Instead of: I’ve discovered three unique ways to help business folks prosper and move to the top of the mountain in their working life. To quote Dale Carnegie … Write something more like: I’ve discovered three unique ways to help business folks prosper and move to the top of the mountain in their working life. They involve discipline, a keen sense of play and wearing pink shirts, but we’ll go more into detail on that a little later. There’s this Dale Carnegie quote … 

Whoever’s reading this will want to know something about these three unique ways ASAP. Dale C is less important. And by addressing the unique ways up front (being withholding is not a great writing tactic by the way) you get to express yourself in a true voice, just as you’d do it in conversation. In short, your audience can trust you’ll be hanging with them and anticipating any questions, and answering them along the way. 

Being yourself = authenticity = building trust. Just as it works in the in-person world.

Rule #4: Have some fun for goodness sakes

Relax. Be yourself. Enjoy this new way of doing business that embraces authenticity and a natural writing voice. Transparency is in. Yet so is appropriateness and respect — as in, you may swear like a sailor with your pals but maybe not with your clients – but you already know that.

Let yourself play around, experiment and enjoy the process of letting your voice out in your writing. You never know what — or who — you may discover along the way.


Learn more about the author, Tatyana Mishel.

Comment on this article

  • Professional Resume Writer and Personal Branding Strategist 
Salt Lake City, Utah 
Amy Adler
    Posted by Amy Adler, Salt Lake City, Utah | Feb 26, 2010

    Delightful advice. It's amazing how much the Internet has influenced conventional style. It's been hard for me (as a former book editor) to make the transition to the style of online writing, but your advice will surely make it easier. Thanks!

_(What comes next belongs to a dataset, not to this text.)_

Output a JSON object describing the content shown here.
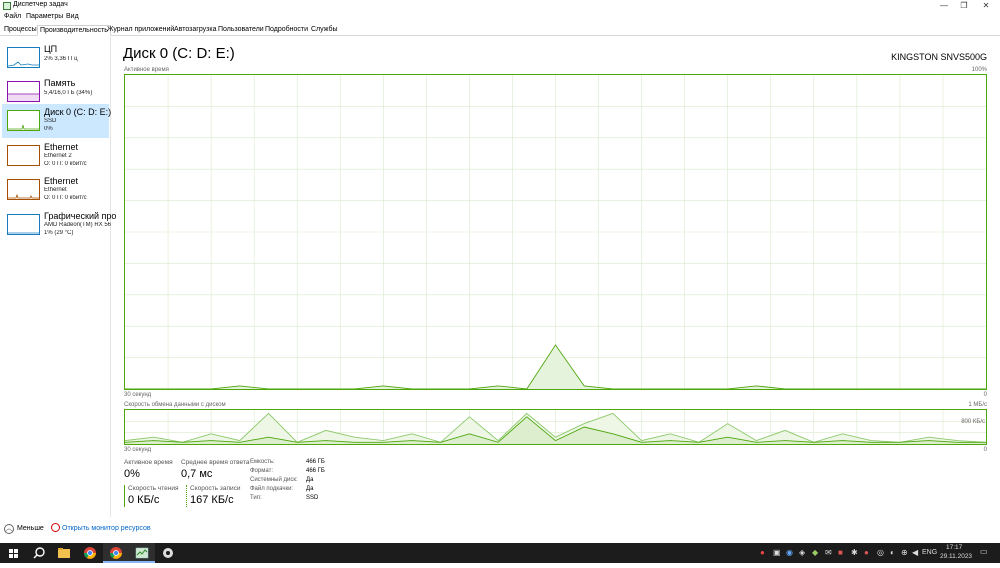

  • Ghost Writer/Blogger 
Los Angeles, California 
Terra  Paley
    Posted by Terra Paley, Los Angeles, California | Feb 26, 2010

    Very nice. I especially appreciate your reminder to write in your own voice.

    King: "My words fly up, my thoughts remain below: Words without thoughts never to heaven go."

    Hamlet (III, iii, 100-103) --The Bard

  • SEO Consultant 
Jersey City, New Jersey 
Elvis Arias
    Posted by Elvis Arias, Jersey City, New Jersey | Feb 02, 2011

    just what the doctor ordered